Honoré Daumier, Les Etrangers a Paris,
Une Légere Promenade en Omnibus,
lithograph, no date, 8½" x 7",
Donated by Fra Dana
Honoré Daumier (1808 - 1879)
Daumier was a French printmaker, painter and sculptor whose works provided a commentary on the social and political life of 19th century France. He was a prolific draftsman who produced more than 4,000 lithographs and was perhaps best known for his caricatures of political figures and satires on social behavior.
When the comic journal, La Caricature, was inaugurated Daumier was among its staff members, which sharpened his pictorial wit. He targeted the bourgeoisie, the corruption of the law and governmental incompetence. His caricature of the king as Gargantua, a 16th century giant known for crude humor, led to his imprisonment for six months at Ste. Pelagic in 1832. Daumier moved to another paper, Le Charivari, with which he continued to be associated throughout the rest of his life. He was underrecognized during his life, but enjoyed a posthumous exhibition at the École des Beaux-Arts in 1901. At the time of his death, Daumier was blind and living in a cottage at Valmondois, which the painter Camille Corot provided.

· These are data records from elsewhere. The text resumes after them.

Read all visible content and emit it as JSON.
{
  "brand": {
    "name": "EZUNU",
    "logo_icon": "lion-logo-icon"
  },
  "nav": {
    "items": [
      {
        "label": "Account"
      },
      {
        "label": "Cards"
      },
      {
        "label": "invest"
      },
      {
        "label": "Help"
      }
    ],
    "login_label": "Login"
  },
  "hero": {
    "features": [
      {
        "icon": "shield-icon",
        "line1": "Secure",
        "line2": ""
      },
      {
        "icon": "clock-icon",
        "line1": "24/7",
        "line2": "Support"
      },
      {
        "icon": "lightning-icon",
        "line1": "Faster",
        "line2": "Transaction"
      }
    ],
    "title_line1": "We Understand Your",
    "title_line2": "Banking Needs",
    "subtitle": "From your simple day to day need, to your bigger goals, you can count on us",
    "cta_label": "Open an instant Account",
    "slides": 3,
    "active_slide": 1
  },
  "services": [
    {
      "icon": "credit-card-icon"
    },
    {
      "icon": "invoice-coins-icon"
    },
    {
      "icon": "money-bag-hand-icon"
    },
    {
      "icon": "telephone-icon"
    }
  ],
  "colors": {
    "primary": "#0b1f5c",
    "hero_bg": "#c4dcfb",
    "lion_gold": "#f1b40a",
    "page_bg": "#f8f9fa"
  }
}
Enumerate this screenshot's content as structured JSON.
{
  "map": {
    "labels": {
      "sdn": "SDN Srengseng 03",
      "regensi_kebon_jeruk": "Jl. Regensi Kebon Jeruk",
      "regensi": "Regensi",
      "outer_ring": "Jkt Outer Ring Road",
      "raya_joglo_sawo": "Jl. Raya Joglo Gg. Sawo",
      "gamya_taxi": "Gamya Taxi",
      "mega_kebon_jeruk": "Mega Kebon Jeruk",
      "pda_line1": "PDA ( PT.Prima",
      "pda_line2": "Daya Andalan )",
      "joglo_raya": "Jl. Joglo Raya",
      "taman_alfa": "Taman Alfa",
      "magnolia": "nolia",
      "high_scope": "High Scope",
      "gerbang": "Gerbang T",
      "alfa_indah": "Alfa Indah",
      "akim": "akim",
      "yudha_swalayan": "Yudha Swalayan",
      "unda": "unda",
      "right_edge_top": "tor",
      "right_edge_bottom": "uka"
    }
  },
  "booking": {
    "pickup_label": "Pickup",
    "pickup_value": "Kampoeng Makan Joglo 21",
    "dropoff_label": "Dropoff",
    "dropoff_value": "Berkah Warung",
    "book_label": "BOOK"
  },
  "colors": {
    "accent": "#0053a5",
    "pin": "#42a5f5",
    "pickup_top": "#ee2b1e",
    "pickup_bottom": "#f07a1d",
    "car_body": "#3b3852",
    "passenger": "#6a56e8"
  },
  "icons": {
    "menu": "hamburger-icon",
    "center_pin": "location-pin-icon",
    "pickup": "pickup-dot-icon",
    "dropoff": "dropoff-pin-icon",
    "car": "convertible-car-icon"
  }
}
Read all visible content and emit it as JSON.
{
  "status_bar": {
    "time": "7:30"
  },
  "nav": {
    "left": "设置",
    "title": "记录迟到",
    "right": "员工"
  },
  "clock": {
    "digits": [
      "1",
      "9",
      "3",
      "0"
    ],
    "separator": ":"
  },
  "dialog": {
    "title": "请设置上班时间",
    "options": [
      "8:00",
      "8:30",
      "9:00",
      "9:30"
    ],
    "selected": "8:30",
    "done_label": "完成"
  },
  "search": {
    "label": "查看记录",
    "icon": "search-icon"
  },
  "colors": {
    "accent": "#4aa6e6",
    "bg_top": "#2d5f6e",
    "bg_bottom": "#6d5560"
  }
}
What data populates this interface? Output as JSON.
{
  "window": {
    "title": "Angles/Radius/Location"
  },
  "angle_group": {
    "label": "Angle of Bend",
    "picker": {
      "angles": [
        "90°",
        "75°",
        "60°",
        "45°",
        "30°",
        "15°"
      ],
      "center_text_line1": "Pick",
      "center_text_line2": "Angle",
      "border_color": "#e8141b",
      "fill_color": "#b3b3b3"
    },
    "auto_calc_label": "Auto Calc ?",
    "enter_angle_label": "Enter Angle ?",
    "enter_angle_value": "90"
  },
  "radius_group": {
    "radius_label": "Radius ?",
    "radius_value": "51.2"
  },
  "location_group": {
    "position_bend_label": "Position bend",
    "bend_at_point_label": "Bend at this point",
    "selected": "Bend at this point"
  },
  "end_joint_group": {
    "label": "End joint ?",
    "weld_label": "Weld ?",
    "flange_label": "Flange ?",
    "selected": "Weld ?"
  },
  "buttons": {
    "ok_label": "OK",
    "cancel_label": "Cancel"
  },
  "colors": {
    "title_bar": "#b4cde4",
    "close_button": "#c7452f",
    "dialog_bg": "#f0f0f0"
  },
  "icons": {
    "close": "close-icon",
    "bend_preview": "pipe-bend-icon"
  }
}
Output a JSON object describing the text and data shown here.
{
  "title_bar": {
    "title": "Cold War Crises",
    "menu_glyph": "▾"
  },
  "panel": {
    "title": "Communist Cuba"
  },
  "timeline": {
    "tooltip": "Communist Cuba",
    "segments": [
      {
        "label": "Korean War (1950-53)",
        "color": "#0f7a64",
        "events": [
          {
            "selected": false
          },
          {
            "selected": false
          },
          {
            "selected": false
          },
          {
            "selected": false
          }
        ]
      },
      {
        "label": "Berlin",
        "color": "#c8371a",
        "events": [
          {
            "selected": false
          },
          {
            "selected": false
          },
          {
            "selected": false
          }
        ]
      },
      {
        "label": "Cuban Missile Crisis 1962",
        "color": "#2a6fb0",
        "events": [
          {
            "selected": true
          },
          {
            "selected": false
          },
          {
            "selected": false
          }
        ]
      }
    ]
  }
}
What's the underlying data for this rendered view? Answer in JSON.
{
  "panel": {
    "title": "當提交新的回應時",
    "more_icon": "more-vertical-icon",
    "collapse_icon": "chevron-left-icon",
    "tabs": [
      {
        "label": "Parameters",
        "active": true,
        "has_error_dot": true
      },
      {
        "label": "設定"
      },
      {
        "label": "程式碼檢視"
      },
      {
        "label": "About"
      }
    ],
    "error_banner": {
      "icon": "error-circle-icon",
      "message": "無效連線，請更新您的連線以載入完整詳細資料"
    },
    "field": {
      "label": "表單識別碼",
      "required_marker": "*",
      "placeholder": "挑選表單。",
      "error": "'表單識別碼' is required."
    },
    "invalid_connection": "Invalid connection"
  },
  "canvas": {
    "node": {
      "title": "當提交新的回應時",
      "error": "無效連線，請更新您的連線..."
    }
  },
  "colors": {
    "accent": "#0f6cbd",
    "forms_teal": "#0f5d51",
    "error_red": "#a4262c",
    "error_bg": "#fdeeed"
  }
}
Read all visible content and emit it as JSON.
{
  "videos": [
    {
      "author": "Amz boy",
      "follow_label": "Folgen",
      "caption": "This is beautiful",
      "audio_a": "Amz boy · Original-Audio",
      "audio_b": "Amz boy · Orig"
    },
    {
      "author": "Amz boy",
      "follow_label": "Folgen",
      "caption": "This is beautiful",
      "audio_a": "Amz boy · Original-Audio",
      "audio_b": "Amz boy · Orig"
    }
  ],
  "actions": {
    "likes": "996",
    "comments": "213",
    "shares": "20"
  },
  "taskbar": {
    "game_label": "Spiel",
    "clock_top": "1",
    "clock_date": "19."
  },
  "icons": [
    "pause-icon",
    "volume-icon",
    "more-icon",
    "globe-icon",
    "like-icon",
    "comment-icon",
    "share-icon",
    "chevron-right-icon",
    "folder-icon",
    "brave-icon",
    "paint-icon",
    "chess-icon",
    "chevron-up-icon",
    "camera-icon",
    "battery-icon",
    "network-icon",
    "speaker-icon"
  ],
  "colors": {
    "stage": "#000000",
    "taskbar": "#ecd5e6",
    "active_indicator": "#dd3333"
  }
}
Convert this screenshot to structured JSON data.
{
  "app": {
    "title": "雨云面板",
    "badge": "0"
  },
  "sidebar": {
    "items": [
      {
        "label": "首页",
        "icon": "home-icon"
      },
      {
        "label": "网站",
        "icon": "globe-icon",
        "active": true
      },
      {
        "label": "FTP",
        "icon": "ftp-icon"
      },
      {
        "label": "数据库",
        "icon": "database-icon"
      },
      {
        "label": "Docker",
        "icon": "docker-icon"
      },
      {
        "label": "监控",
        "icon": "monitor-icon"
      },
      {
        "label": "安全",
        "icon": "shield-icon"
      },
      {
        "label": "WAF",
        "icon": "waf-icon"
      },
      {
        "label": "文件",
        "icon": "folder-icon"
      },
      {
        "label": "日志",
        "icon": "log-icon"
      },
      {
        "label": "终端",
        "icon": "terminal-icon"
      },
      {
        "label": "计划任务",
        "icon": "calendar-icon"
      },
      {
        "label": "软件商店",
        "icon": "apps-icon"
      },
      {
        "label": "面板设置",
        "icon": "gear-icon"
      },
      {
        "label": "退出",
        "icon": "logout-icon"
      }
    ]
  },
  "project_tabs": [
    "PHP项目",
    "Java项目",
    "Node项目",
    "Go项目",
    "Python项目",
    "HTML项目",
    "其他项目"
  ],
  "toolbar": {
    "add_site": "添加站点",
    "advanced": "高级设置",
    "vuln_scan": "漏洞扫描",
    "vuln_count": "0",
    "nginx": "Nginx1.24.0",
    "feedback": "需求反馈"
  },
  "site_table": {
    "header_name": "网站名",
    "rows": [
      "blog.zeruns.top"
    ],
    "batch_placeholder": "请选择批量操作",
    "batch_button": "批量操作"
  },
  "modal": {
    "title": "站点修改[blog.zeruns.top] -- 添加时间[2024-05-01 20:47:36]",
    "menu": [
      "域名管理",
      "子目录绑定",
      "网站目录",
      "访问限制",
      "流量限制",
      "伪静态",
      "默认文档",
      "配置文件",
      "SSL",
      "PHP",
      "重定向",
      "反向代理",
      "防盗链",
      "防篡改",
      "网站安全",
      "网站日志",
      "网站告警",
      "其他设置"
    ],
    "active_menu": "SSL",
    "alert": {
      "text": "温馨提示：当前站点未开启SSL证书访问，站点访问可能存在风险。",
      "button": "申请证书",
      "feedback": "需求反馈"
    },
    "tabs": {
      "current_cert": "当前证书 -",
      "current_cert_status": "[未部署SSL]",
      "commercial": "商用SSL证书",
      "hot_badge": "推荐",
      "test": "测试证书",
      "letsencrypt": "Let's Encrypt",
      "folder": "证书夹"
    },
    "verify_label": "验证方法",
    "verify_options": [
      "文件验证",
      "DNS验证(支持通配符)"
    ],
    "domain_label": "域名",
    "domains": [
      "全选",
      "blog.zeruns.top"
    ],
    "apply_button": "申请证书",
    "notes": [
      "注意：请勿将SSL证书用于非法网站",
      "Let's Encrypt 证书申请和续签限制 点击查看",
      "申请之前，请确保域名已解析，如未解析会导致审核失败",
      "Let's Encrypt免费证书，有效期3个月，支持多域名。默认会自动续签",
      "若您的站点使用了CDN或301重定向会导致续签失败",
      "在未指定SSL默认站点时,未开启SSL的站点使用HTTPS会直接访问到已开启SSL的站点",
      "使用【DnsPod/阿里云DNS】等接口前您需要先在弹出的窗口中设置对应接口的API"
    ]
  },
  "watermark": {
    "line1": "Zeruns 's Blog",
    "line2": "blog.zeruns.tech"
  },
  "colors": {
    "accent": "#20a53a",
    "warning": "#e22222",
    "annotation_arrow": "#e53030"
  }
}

The Montana Museum of Art & Culture collection of Honoré Daumier's work includes lithographs from La Caricature and Le Charivari, which were donated by Fra Dana.